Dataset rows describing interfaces
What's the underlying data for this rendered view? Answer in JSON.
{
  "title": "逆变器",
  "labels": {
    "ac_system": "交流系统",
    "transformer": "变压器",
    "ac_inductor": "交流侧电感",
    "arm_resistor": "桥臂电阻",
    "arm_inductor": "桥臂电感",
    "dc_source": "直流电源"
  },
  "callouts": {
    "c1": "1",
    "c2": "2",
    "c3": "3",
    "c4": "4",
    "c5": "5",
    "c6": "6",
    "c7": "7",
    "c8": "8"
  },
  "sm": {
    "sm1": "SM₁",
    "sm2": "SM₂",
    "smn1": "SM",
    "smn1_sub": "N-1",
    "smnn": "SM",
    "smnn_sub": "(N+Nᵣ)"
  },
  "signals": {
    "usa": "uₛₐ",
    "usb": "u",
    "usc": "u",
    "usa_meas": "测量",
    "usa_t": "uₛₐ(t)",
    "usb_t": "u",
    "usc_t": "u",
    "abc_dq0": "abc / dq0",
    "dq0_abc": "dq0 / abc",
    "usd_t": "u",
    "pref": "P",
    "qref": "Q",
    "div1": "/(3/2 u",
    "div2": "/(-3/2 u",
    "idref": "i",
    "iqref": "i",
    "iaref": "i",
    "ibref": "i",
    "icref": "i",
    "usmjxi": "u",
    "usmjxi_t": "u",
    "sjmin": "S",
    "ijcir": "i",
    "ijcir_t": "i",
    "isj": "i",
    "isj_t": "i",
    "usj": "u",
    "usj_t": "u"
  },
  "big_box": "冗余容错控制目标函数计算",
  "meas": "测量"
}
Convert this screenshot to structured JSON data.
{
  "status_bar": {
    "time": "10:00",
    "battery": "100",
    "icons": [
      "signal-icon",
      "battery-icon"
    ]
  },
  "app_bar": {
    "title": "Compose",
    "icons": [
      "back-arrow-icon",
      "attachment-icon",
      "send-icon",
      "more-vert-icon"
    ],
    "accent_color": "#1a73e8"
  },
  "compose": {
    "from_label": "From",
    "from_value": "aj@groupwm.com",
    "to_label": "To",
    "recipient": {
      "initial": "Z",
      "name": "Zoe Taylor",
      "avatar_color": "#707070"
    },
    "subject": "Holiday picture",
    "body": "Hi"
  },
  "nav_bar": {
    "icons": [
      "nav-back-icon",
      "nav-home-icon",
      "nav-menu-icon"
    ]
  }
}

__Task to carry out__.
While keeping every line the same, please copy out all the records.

__Task response__.
What's the underlying data for this rendered view? Answer in JSON.
{
  "title": "逆变器",
  "labels": {
    "ac_system": "交流系统",
    "transformer": "变压器",
    "ac_inductor": "交流侧电感",
    "arm_resistor": "桥臂电阻",
    "arm_inductor": "桥臂电感",
    "dc_source": "直流电源"
  },
  "callouts": {
    "c1": "1",
    "c2": "2",
    "c3": "3",
    "c4": "4",
    "c5": "5",
    "c6": "6",
    "c7": "7",
    "c8": "8"
  },
  "sm": {
    "sm1": "SM₁",
    "sm2": "SM₂",
    "smn1": "SM",
    "smn1_sub": "N-1",
    "smnn": "SM",
    "smnn_sub": "(N+Nᵣ)"
  },
  "signals": {
    "usa": "uₛₐ",
    "usb": "u",
    "usc": "u",
    "usa_meas": "测量",
    "usa_t": "uₛₐ(t)",
    "usb_t": "u",
    "usc_t": "u",
    "abc_dq0": "abc / dq0",
    "dq0_abc": "dq0 / abc",
    "usd_t": "u",
    "pref": "P",
    "qref": "Q",
    "div1": "/(3/2 u",
    "div2": "/(-3/2 u",
    "idref": "i",
    "iqref": "i",
    "iaref": "i",
    "ibref": "i",
    "icref": "i",
    "usmjxi": "u",
    "usmjxi_t": "u",
    "sjmin": "S",
    "ijcir": "i",
    "ijcir_t": "i",
    "isj": "i",
    "isj_t": "i",
    "usj": "u",
    "usj_t": "u"
  },
  "big_box": "冗余容错控制目标函数计算",
  "meas": "测量"
}
Convert this screenshot to structured JSON data.
{
  "status_bar": {
    "time": "10:00",
    "battery": "100",
    "icons": [
      "signal-icon",
      "battery-icon"
    ]
  },
  "app_bar": {
    "title": "Compose",
    "icons": [
      "back-arrow-icon",
      "attachment-icon",
      "send-icon",
      "more-vert-icon"
    ],
    "accent_color": "#1a73e8"
  },
  "compose": {
    "from_label": "From",
    "from_value": "aj@groupwm.com",
    "to_label": "To",
    "recipient": {
      "initial": "Z",
      "name": "Zoe Taylor",
      "avatar_color": "#707070"
    },
    "subject": "Holiday picture",
    "body": "Hi"
  },
  "nav_bar": {
    "icons": [
      "nav-back-icon",
      "nav-home-icon",
      "nav-menu-icon"
    ]
  }
}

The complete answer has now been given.